Law Aims for Educational Equity
Williams v. California was a class-action lawsuit filed May 2000 claiming the state’s poorest children were being denied equal educational opportunities. The suit alleged that public school students lacked equal access to instructional materials, safe and decent school facilities, and qualified teachers. Settlement of the lawsuit in August 2004 resulted in a package of laws—known as the “Williams legislation”—aimed at ensuring that all students have the basics of a quality education. The laws expand and create accountability systems so that:
- All students have access to standards-aligned instructional materials and textbooks.
- All students have access to school facilities that are clean, safe, and functional.
- Teachers have the proper certification or training for their assignment, especially those in classrooms with 20 percent or more English Learners.
Focus on Low-Performing Schools
All schools in California must comply with requirements and accountability measures contained in the Williams legislation. But the focus is on the state’s lowest-performing schools, defined as those ranked in the bottom one-third (deciles 1-3) of the Academic Performance Index.
- In Santa Cruz County, 20 schools in 2 districts have been identified as low-performing and subject to action under Williams, including 13 elementary schools, 5 middle schools, and 2 high schools.
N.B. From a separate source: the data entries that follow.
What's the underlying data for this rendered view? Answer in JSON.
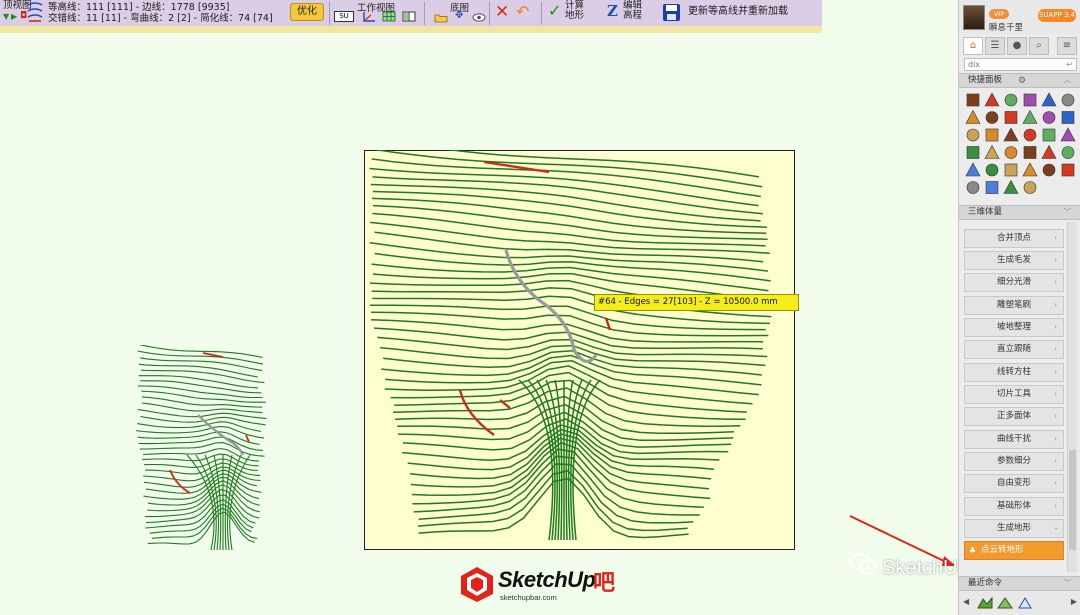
{
  "toolbar": {
    "view_label": "顶视图",
    "stats_line1": "等高线：111 [111] - 边线：1778 [9935]",
    "stats_line2": "交错线：11 [11] - 弯曲线：2 [2] - 简化线：74 [74]",
    "optimize_label": "优化",
    "work_view_label": "工作视图",
    "su_label": "SU",
    "base_map_label": "底图",
    "calc_terrain_line1": "计算",
    "calc_terrain_line2": "地形",
    "edit_elevation_line1": "编辑",
    "edit_elevation_line2": "高程",
    "reload_label": "更新等高线并重新加载",
    "accent_color": "#f5c83a",
    "background_color": "#dccde6"
  },
  "canvas": {
    "tooltip": "#64 - Edges = 27[103] - Z = 10500.0 mm",
    "contour_color": "#1e7a1e",
    "highlight_color": "#cc2a14",
    "selected_color": "#9a9a9a"
  },
  "logo": {
    "brand_text": "SketchUp",
    "brand_accent": "吧",
    "url": "sketchupbar.com"
  },
  "watermark": {
    "text": "SketchUp吧"
  },
  "panel": {
    "username": "瞬息千里",
    "vip_badge": "VIP",
    "app_badge": "SUAPP 3.4",
    "search_value": "dix",
    "search_enter_icon": "↵",
    "quick_panel_title": "快捷面板",
    "quick_panel_chevron": "︿",
    "section_3d_title": "三维体量",
    "section_3d_chevron": "﹀",
    "buttons": [
      {
        "label": "合并顶点"
      },
      {
        "label": "生成毛发"
      },
      {
        "label": "细分光滑"
      },
      {
        "label": "雕塑笔刷"
      },
      {
        "label": "坡地整理"
      },
      {
        "label": "直立跟随"
      },
      {
        "label": "线转方柱"
      },
      {
        "label": "切片工具"
      },
      {
        "label": "正多面体"
      },
      {
        "label": "曲线干扰"
      },
      {
        "label": "参数细分"
      },
      {
        "label": "自由变形"
      },
      {
        "label": "基础形体"
      },
      {
        "label": "生成地形"
      }
    ],
    "highlighted_button": "点云转地形",
    "recent_title": "最近命令",
    "recent_chevron": "﹀",
    "chevron_right": "›",
    "chevron_down": "›",
    "tabs": [
      "home-icon",
      "list-icon",
      "user-icon",
      "search-icon"
    ]
  }
}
- More than 14,000 students in Santa Cruz County are benefiting from Williams Legislation.